This all started about three weeks ago. There have been a few bumps along the way, like when I forgot that quiche is made mostly of milk and cheese, until I was halfway through eating it. (Yes, I finished it!) Then I tried my favorite salad bar near my office, only this time with just a little cheese and something other than blue cheese dressing. By the next time I came back, I was off cheese altogether.
I had to keep reminding myself of how much this could mean to me. Could this change reverse my cancer? At the very least, could it mean that I could stay on the same treatment for even longer than I would otherwise, without any cancer growth? Maybe I would feel the loss, but I would need to find enough advantages to avoid needing grief counseling.

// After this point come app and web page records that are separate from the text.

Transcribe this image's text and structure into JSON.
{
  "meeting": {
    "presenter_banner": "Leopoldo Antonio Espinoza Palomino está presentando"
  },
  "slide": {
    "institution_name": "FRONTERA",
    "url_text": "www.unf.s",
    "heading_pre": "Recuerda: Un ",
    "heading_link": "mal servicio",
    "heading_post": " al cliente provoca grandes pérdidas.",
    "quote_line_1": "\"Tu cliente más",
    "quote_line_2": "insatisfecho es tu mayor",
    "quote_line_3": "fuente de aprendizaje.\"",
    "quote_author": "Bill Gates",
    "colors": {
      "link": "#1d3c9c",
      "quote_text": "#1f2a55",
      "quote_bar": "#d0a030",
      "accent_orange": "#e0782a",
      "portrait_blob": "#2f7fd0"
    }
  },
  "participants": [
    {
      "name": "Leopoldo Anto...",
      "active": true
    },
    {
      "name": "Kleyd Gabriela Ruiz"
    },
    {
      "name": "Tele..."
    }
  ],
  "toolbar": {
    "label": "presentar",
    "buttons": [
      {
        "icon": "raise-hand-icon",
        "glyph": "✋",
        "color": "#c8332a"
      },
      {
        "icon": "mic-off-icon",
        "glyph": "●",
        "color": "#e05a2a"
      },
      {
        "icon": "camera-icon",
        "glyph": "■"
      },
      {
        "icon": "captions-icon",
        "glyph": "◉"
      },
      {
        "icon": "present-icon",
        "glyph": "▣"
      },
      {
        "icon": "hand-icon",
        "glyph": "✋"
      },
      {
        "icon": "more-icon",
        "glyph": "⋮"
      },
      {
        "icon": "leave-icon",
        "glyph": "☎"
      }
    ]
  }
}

Three weeks out, I may be imagining it, but it feels like I’m breathing a little easier. I may also be imagining that I have a little more energy in the evenings. I’m kind-of-almost-eager to get my next CT scan to see if there is any shrinkage of the cancer, while also checking to see if my cholesterol is going down.
I have always thought that vegans may be healthy, but they would probably die of boredom. This is a challenge for me, since I have zero creativity with food. Fortunately for me, Genevieve didn’t skip a beat.
What an amazing woman! I don’t know if there has ever been another cancer survivor who has had the kind of support that I have had from Genevieve. Not a word of complaint. She just cooked up something that didn’t have any dairy in it. I bought almond milk to put in my cereal and protein shakes (the protein powder has whey protein, but no casein), and we moved on. We had a few meal-planning discussions, and within a few days we made a trip to Powell’s Books to get a few vegan cookbooks.
I can’t say that this is going to be easy, and I’m not going to be perfect. For instance, I’m not going to give up baked goods because there is some butter or milk in them. But that will be a trace amount of dairy compared to a gallon of milk and at least a half-gallon of ice cream every week, which add up to 52 gallons of milk and 26 gallons of ice cream a year. Now, if my CT scan shows that the cancer is shrinking, I would be willing to get that radical.
In the meantime, if you see me walking around looking lustfully at somebody’s hot mocha or Frappuccino, try to cut me a little slack. I’m still in mourning.